The nuclear dangers represented by Galileo would be multiplied. NASA, in trying to build nuclear-propelled spacecraft, would be rocketing back to the past, bringing back a program of the 1950s and '60s on which billions of dollars were spent. That attempt was finally cancelled, largely out of concern about a nuclear spacecraft falling back to Earth--a key problem still present. What if the Columbia shuttle had been nuclear-powered? A broad swath of nuclear debris would have spread over Texas and Louisiana.

Problems with using nuclear power in space are not theoretical. In 1964, a U.S. satellite carrying a SNAP-9A plutonium-fueled power source fell back to Earth, disintegrating and spreading plutonium worldwide. Dr. John Gofman, professor emeritus of medical physics at the University of California at Berkeley, has long linked that accident to an increased level of lung cancer on Earth.

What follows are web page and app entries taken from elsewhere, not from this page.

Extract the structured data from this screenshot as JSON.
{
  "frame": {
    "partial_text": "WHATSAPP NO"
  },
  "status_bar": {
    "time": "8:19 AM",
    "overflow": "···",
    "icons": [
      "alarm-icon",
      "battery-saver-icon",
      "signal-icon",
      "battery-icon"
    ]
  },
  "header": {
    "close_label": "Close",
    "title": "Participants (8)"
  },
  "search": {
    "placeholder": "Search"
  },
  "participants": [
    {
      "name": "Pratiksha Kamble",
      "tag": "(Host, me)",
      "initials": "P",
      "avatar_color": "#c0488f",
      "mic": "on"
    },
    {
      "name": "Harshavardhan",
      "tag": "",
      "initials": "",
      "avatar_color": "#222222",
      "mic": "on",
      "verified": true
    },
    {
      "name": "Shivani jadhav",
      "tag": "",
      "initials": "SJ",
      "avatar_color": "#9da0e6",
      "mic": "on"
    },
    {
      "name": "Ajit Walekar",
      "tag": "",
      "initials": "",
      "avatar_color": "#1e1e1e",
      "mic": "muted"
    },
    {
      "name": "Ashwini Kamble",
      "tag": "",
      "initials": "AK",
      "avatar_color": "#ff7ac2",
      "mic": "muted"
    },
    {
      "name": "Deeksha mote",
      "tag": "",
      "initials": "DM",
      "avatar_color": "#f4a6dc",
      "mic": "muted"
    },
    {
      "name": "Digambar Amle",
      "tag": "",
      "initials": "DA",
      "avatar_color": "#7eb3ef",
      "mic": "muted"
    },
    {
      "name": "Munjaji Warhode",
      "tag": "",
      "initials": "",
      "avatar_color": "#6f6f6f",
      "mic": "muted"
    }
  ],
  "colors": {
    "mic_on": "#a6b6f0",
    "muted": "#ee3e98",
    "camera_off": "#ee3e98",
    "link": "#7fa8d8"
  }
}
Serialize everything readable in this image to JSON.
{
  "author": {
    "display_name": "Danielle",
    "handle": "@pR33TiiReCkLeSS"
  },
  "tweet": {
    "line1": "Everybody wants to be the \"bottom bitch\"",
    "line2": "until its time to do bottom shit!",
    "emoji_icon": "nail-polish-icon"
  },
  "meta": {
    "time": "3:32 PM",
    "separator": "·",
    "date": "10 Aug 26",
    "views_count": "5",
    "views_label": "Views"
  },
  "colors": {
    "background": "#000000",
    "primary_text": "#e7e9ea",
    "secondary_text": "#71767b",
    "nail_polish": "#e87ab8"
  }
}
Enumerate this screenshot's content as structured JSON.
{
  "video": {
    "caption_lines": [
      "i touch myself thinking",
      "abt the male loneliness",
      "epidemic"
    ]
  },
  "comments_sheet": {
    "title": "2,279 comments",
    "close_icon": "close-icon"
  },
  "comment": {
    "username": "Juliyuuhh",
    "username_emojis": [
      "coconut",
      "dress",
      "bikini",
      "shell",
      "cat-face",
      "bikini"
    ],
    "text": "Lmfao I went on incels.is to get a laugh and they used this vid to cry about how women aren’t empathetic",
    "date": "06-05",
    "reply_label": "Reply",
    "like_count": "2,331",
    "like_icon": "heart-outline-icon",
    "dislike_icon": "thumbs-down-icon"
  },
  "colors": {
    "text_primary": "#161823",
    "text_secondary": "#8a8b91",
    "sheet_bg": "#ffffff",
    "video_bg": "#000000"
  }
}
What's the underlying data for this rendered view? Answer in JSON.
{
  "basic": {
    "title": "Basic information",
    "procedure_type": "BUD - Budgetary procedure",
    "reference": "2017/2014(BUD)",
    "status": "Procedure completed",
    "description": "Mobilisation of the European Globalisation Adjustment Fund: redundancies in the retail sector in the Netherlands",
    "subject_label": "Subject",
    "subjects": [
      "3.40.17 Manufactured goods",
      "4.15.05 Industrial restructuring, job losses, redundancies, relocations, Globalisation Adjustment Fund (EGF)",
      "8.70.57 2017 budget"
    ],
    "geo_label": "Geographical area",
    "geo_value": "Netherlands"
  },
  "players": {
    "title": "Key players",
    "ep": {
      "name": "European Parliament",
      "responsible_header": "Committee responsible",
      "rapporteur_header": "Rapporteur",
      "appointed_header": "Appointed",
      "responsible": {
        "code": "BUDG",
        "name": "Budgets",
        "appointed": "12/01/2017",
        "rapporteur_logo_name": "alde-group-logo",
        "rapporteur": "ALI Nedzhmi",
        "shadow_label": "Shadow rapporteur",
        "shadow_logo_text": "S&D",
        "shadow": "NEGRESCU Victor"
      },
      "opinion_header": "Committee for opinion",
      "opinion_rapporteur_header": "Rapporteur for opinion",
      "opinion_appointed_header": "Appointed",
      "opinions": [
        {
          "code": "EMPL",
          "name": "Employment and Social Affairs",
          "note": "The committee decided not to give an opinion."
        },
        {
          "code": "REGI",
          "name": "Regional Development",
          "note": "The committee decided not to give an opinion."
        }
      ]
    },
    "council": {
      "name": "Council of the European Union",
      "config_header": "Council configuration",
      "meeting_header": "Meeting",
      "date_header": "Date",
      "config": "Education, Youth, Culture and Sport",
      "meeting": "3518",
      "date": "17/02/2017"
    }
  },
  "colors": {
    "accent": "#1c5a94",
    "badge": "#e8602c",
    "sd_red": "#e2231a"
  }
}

The nuclear industry media--not the general media--have noted a main reason why NASA's O'Keefe is gung-ho for nuclear power in space. "As a youngster," related Nuclear Energy Insight (1/03), the publication of the Nuclear Energy Institute trade group, "Sean O'Keefe didn't have to go far to learn about nuclear technology--his family's dinner table was enough. There, O'Keefe's father, a nuclear submariner, regaled his son with descriptions of the complex workings of the sub's propulsion system. Decades later, those dining room tutorials would pay dividends to O'Keefe" as he moves to expand nuclear power in another dimension--space--and "envisions the development of new propulsion systems for spacecraft powered by nuclear technology."

Not mentioned, however, in the nuclear industry media--or general media--is another big element behind the new program: the lobbying of corporations like Boeing and Lockheed Martin that produce the nuclear space systems.

After the Challenger disaster, Nobel Prize-winning physicist Richard Feynman, a member of the commission that investigated that disaster, wrote in the commission's report that NASA officials must "deal in the world of reality." Very concerned himself about the odds NASA was placing on a nuclear accident on the Galileo mission, he wrote that NASA "exaggerates the reliability of its product to the point of fantasy. . . . For a successful technology, reality must take precedence over public relations, for Nature cannot be fooled."

Nature cannot be fooled, but the U.S. press sure can, and it's been happily letting itself be fooled when it comes to NASA--then and now.

Karl Grossman, professor of journalism at SUNY/College at Old Westbury, has received the Project Censored Award six times for his reporting on NASA's nuclear space program. He is the author of The Wrong Stuff: The Space Program's Nuclear Threat To Our Planet and writer and narrator of a series of Nukes in Space TV documentaries available from EnviroVideo (1-800-ECO-TVGO).